*** Opening Extracted material ***
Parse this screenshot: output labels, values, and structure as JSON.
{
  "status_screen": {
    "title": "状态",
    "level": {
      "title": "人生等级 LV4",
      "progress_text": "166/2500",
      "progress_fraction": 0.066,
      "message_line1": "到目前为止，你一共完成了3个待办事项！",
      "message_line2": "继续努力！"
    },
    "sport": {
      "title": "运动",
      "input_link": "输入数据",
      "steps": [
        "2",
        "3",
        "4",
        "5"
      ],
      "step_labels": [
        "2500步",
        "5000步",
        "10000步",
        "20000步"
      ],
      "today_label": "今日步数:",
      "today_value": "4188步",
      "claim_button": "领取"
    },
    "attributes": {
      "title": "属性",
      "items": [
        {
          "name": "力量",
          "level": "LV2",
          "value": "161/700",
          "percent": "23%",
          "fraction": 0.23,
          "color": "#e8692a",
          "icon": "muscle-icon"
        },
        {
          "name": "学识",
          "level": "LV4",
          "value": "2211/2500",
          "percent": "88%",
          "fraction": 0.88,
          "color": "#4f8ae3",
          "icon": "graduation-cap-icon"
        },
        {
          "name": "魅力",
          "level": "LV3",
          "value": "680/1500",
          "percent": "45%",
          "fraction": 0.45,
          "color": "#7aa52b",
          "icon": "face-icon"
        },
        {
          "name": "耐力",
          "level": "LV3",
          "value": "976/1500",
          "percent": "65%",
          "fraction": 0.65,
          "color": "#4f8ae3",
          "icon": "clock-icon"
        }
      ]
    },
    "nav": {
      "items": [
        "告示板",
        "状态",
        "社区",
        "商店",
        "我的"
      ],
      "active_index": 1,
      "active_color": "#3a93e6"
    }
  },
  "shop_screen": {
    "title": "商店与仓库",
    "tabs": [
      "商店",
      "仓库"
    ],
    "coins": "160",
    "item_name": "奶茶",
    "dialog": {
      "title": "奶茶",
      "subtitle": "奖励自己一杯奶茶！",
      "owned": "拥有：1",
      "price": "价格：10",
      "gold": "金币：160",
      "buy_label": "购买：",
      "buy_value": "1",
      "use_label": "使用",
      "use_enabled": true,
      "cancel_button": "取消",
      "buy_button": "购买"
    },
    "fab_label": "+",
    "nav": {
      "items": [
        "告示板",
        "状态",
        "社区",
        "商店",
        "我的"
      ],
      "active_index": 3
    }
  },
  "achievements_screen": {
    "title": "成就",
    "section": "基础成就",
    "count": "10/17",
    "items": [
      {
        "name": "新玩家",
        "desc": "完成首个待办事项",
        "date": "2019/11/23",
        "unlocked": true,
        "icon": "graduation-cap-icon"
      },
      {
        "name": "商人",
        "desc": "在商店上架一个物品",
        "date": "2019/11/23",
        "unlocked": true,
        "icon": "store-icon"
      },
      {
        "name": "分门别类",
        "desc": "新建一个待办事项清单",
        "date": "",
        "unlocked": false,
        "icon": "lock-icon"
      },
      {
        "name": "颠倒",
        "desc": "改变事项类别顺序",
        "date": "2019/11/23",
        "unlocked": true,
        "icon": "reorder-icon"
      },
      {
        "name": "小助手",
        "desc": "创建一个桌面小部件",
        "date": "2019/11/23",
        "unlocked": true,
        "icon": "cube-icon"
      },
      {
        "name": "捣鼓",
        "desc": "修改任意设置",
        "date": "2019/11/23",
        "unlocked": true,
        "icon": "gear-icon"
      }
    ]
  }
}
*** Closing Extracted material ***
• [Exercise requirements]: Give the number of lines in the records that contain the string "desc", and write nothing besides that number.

• [Output of the exercise]: 6